Judge allows people to use private property as toilet

Cherry Pusey
By: David Ross

A couple will continue to have their house used as a public toilet.

John Pusey and his wife Cherry spent 10 years trying to stop passing motorists from using the bottom of their garden as a public toilet.

But while the Supreme Court agreed that it was annoying, the judges ruled the "comfort breaks" do not amount to a "nuisance."

They dismissed claims by the couple to close the rest area beside the road, leaving them with a huge legal bill.

Mr. and Mrs. Pusey had become so sick of drivers using their garden as a toilet they put a camera and caught more than 500 people on the spot near their garden in Exmoor National Park, near Minehead, Somerset.

Furthermore, they claim they were threatened with a firearm while investigating a van parked in the rest area and assaulted after trying to block a motorist from urinating at the sight of the front door of their house.

The rest area on the B3224 had become a focus for theft, vandalism, littering behavior and anti-social behavior, including loud music, shouting and swearing, they said.

Armed with an edited DVD of the evidence the couple tried to get the rest area closed by the Highway Authority and when that did not happen they went to court.

They argued that the standard pit stop interfered with their "reasonable enjoyment" of their home, making it impossible for them to relax at home and their garden.

However, the judges refused to order the Somerset County Council to close the rest area, Appeal Court judges ruled that, despite everything the couple had suffered, the bad behavior of motorists do not amount to a "nuisance" in the eyes of the law.

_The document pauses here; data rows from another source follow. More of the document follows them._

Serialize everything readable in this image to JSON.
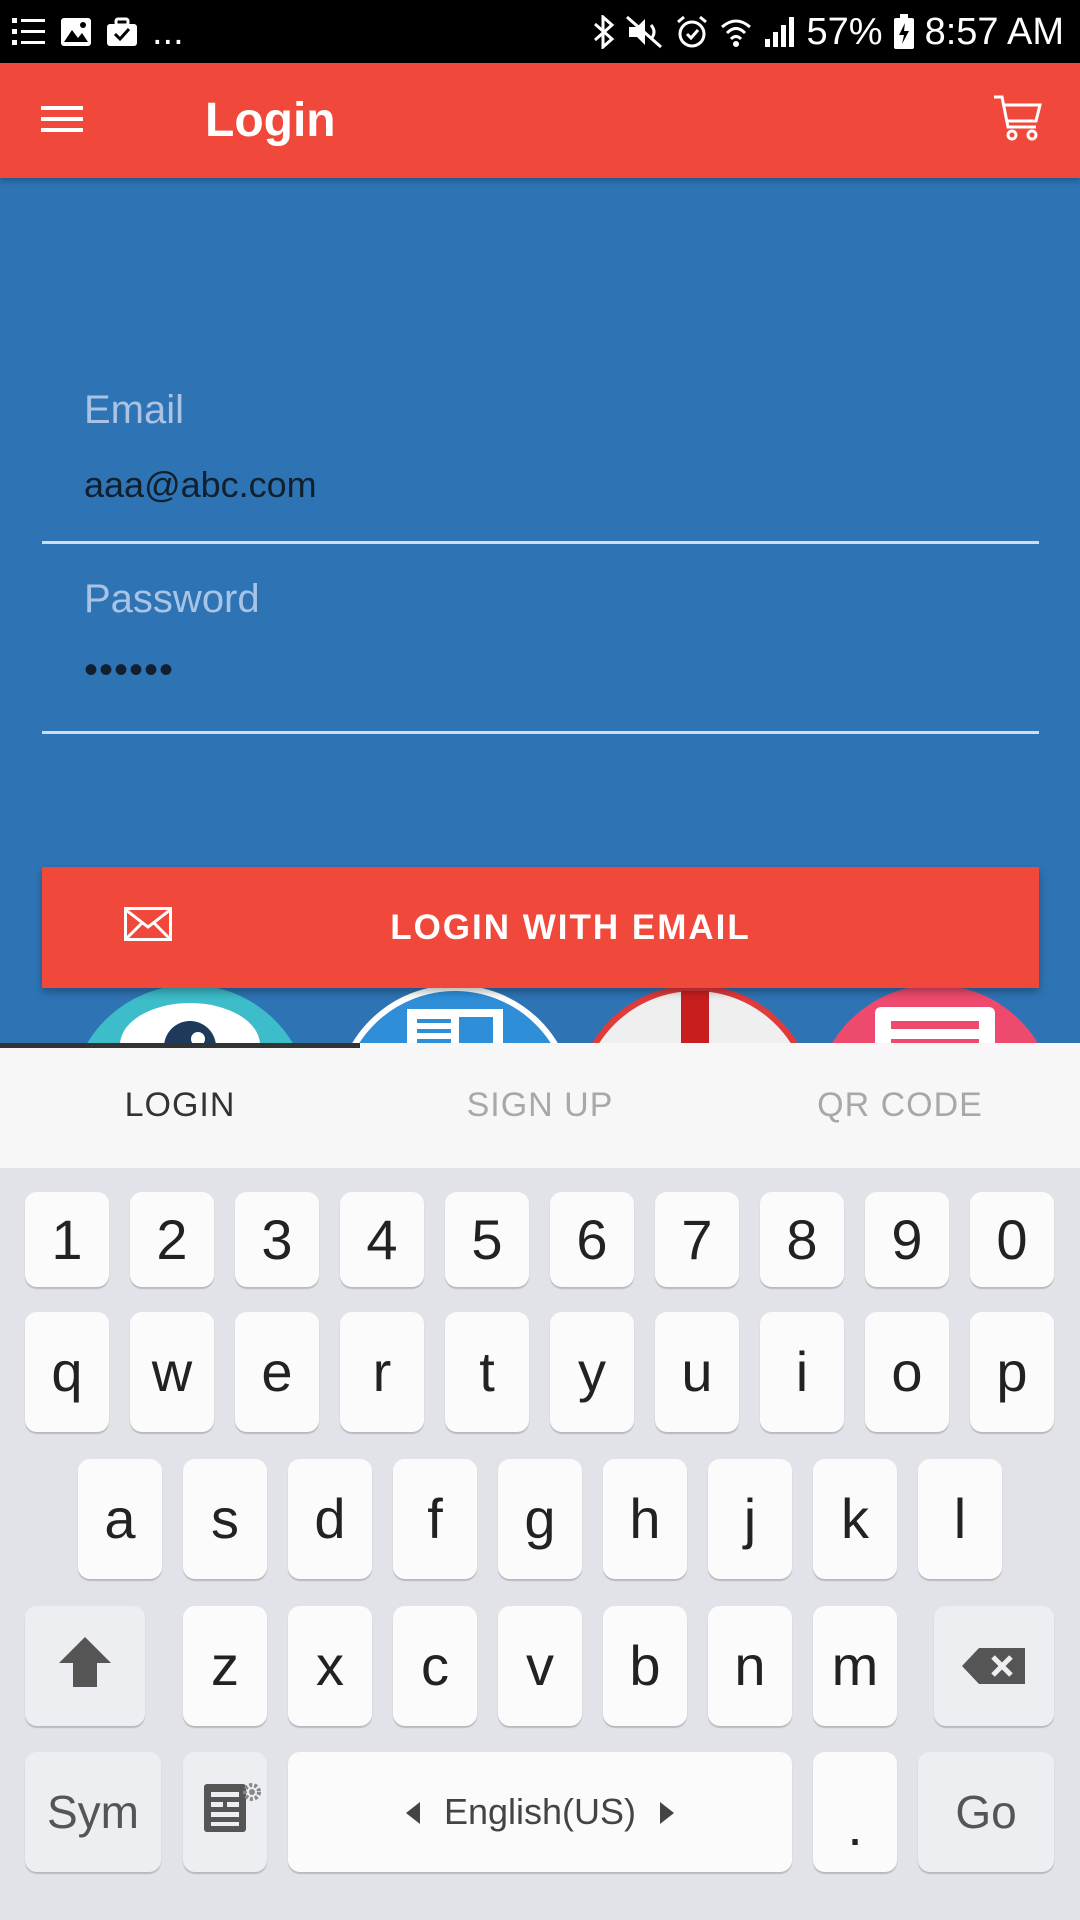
{
  "status_bar": {
    "left_icons": [
      "list-icon",
      "image-icon",
      "briefcase-icon"
    ],
    "overflow": "...",
    "right_icons": [
      "bluetooth-icon",
      "mute-icon",
      "alarm-icon",
      "wifi-icon",
      "signal-icon",
      "battery-icon"
    ],
    "battery": "57%",
    "time": "8:57 AM"
  },
  "app_bar": {
    "title": "Login",
    "menu_icon": "hamburger-icon",
    "cart_icon": "cart-icon",
    "color": "#f0483b"
  },
  "form": {
    "email_label": "Email",
    "email_value": "aaa@abc.com",
    "password_label": "Password",
    "password_value": "••••••",
    "submit_label": "LOGIN WITH EMAIL",
    "submit_icon": "mail-icon"
  },
  "tabs": [
    {
      "label": "LOGIN",
      "active": true
    },
    {
      "label": "SIGN UP",
      "active": false
    },
    {
      "label": "QR CODE",
      "active": false
    }
  ],
  "keyboard": {
    "row_numbers": [
      "1",
      "2",
      "3",
      "4",
      "5",
      "6",
      "7",
      "8",
      "9",
      "0"
    ],
    "row_1": [
      "q",
      "w",
      "e",
      "r",
      "t",
      "y",
      "u",
      "i",
      "o",
      "p"
    ],
    "row_2": [
      "a",
      "s",
      "d",
      "f",
      "g",
      "h",
      "j",
      "k",
      "l"
    ],
    "row_3": [
      "z",
      "x",
      "c",
      "v",
      "b",
      "n",
      "m"
    ],
    "shift_icon": "shift-arrow-icon",
    "backspace_icon": "backspace-icon",
    "sym_label": "Sym",
    "clipboard_icon": "clipboard-icon",
    "space_label": "English(US)",
    "period_label": ".",
    "go_label": "Go"
  },
  "colors": {
    "background": "#2e74b5",
    "accent": "#f0483b",
    "keyboard_bg": "#e1e3e9"
  }
}
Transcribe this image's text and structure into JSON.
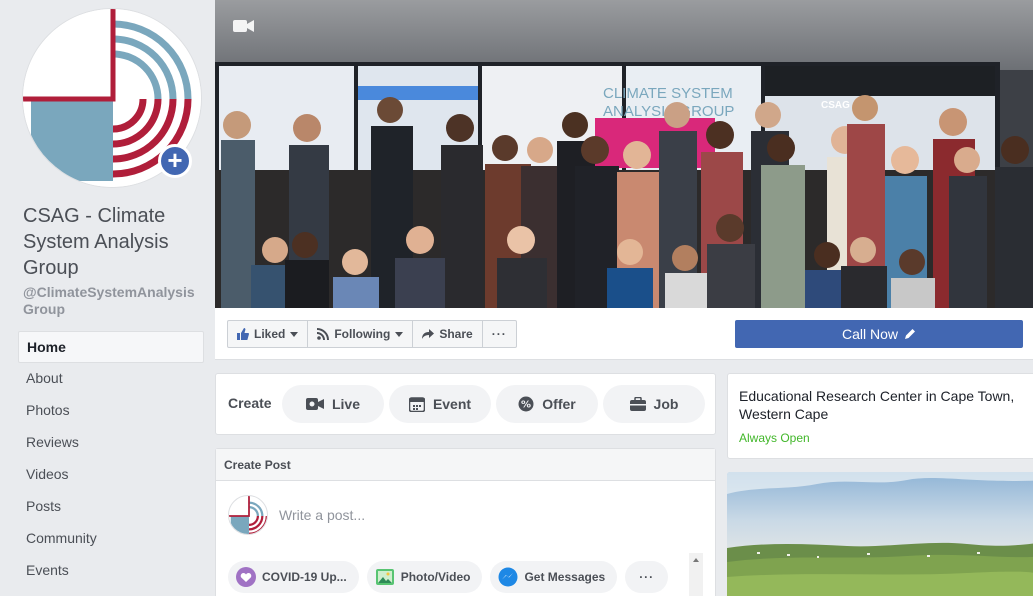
{
  "page": {
    "name": "CSAG - Climate System Analysis Group",
    "handle": "@ClimateSystemAnalysisGroup"
  },
  "sidebar": {
    "items": [
      {
        "label": "Home",
        "active": true
      },
      {
        "label": "About"
      },
      {
        "label": "Photos"
      },
      {
        "label": "Reviews"
      },
      {
        "label": "Videos"
      },
      {
        "label": "Posts"
      },
      {
        "label": "Community"
      },
      {
        "label": "Events"
      }
    ]
  },
  "cover": {
    "screen_text_1": "CLIMATE SYSTEM",
    "screen_text_2": "ANALYSIS GROUP",
    "screen_brand": "CSAG",
    "camera_icon": "video-camera-icon"
  },
  "actions": {
    "liked": "Liked",
    "following": "Following",
    "share": "Share",
    "more": "···",
    "call_now": "Call Now"
  },
  "create": {
    "label": "Create",
    "live": "Live",
    "event": "Event",
    "offer": "Offer",
    "job": "Job"
  },
  "post": {
    "header": "Create Post",
    "placeholder": "Write a post...",
    "covid": "COVID-19 Up...",
    "photo_video": "Photo/Video",
    "get_messages": "Get Messages",
    "more": "···"
  },
  "info": {
    "title": "Educational Research Center in Cape Town, Western Cape",
    "status": "Always Open"
  },
  "colors": {
    "brand_blue": "#4267b2",
    "logo_red": "#b01e3a",
    "logo_blue": "#7aa7bd",
    "status_green": "#42b72a"
  }
}
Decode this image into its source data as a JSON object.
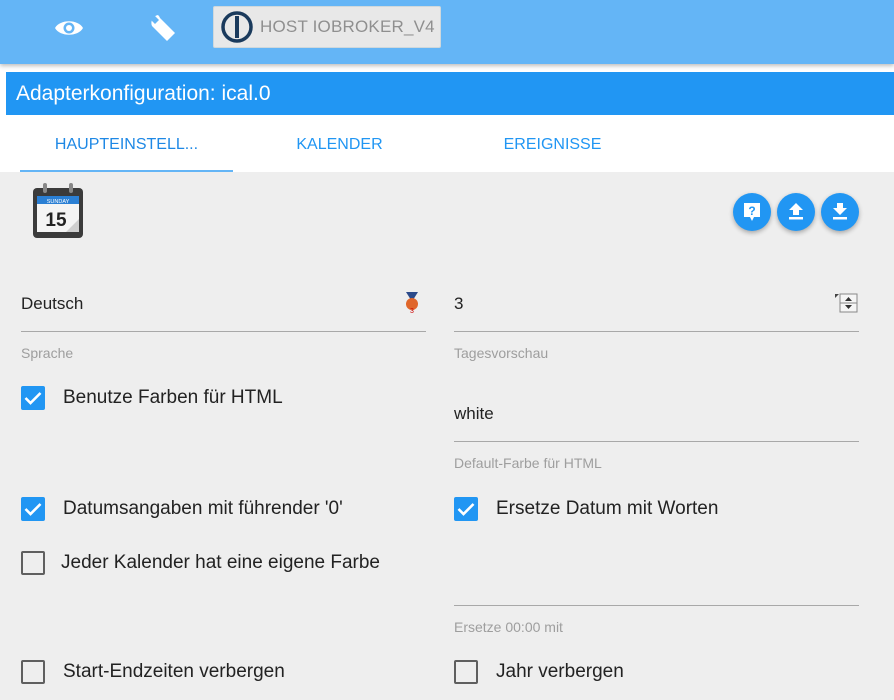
{
  "topbar": {
    "icons": [
      "eye-icon",
      "wrench-icon"
    ],
    "host_label": "HOST IOBROKER_V4"
  },
  "title": "Adapterkonfiguration: ical.0",
  "tabs": [
    {
      "label": "HAUPTEINSTELL...",
      "active": true
    },
    {
      "label": "KALENDER",
      "active": false
    },
    {
      "label": "EREIGNISSE",
      "active": false
    }
  ],
  "calendar_icon": {
    "day_name": "SUNDAY",
    "day_number": "15"
  },
  "actions": [
    "help-icon",
    "upload-icon",
    "download-icon"
  ],
  "fields": {
    "language": {
      "value": "Deutsch",
      "label": "Sprache"
    },
    "days_preview": {
      "value": "3",
      "label": "Tagesvorschau"
    },
    "default_color": {
      "value": "white",
      "label": "Default-Farbe für HTML"
    },
    "replace_midnight": {
      "value": "",
      "label": "Ersetze 00:00 mit"
    }
  },
  "checkboxes": {
    "use_colors": {
      "label": "Benutze Farben für HTML",
      "checked": true
    },
    "leading_zero": {
      "label": "Datumsangaben mit führender '0'",
      "checked": true
    },
    "replace_date": {
      "label": "Ersetze Datum mit Worten",
      "checked": true
    },
    "own_color": {
      "label": "Jeder Kalender hat eine eigene Farbe",
      "checked": false
    },
    "hide_times": {
      "label": "Start-Endzeiten verbergen",
      "checked": false
    },
    "hide_year": {
      "label": "Jahr verbergen",
      "checked": false
    }
  },
  "colors": {
    "accent": "#2196f3",
    "topbar": "#64b5f6",
    "content_bg": "#eeeeee"
  }
}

The failure of three of the country's top judges finally brings to a halt the campaign to close the rest area.